Exercise description
Please state how many lines of the data below contain the word "country", offering nothing besides the number.

Supplied material

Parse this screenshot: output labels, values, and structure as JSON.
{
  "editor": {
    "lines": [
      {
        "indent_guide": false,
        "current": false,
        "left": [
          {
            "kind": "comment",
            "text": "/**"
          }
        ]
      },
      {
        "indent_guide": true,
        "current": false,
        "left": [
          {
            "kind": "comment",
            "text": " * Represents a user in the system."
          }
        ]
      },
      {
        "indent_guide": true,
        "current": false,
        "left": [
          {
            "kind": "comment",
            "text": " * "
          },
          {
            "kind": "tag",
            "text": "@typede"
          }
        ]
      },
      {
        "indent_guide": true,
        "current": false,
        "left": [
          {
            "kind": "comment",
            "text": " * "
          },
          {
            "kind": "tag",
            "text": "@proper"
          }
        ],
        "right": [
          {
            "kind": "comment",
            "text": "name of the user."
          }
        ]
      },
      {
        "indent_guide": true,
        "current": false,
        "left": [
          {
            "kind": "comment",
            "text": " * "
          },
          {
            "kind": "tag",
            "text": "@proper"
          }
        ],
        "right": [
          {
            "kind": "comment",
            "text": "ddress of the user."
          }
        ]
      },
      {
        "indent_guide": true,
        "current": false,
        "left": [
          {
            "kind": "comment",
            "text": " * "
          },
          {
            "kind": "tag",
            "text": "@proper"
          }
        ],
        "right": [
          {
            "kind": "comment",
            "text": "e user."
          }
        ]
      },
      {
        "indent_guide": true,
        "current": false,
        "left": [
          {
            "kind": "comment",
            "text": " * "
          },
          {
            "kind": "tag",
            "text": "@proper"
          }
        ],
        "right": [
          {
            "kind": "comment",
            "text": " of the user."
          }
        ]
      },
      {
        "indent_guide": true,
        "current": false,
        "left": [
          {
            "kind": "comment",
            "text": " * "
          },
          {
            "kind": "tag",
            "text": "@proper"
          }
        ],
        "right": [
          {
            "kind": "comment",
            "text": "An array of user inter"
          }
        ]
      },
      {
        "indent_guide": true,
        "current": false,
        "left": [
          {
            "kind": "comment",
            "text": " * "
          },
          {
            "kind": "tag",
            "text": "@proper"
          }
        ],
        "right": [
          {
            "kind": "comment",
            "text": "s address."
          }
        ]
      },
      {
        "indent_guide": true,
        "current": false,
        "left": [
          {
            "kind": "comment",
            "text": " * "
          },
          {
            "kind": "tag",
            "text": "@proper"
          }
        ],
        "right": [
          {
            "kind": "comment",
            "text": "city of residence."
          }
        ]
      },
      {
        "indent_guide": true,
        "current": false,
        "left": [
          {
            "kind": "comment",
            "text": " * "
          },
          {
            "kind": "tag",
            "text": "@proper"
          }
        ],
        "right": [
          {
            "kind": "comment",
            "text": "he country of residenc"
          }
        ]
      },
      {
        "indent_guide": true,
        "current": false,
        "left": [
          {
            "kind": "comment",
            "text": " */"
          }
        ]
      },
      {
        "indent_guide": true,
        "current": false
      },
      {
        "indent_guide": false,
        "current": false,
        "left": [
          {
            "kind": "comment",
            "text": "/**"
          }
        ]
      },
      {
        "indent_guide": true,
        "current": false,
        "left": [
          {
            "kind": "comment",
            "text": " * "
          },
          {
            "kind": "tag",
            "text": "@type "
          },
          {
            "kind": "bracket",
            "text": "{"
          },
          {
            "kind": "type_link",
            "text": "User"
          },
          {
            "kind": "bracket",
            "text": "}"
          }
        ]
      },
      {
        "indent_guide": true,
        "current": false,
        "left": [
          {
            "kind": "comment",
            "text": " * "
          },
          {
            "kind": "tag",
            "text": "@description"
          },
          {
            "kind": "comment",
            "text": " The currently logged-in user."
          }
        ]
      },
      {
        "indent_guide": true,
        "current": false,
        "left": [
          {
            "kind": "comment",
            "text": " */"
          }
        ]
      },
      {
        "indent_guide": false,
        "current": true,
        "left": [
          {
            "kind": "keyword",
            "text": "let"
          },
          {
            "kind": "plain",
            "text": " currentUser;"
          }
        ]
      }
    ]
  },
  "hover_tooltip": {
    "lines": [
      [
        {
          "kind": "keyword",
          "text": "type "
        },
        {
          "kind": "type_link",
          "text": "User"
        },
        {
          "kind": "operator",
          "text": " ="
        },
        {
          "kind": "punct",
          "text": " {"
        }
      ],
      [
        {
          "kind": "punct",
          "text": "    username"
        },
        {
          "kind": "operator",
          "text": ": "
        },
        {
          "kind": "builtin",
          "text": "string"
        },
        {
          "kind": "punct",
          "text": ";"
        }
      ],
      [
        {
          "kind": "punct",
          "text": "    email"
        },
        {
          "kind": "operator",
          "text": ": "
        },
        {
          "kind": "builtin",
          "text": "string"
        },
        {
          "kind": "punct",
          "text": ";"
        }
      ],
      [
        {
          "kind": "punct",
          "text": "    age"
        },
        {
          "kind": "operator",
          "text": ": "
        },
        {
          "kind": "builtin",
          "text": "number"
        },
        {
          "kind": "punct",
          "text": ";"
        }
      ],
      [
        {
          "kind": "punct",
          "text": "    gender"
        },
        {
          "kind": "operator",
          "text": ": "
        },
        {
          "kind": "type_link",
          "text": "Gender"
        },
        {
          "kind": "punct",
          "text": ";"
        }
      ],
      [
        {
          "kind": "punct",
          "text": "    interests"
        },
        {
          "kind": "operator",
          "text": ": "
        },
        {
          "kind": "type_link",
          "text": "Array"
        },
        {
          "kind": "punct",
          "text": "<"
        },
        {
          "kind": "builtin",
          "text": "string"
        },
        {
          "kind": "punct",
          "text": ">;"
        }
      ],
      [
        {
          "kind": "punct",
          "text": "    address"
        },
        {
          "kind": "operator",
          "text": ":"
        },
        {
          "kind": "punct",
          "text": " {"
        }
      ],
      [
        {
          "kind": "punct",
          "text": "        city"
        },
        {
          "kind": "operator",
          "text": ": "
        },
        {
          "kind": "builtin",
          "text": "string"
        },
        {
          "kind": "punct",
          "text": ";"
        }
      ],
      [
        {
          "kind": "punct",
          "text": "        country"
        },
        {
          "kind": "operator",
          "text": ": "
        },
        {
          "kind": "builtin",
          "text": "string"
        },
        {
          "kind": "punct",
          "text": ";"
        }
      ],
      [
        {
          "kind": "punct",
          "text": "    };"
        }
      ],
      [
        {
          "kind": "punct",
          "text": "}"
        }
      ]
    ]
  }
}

Written solution
2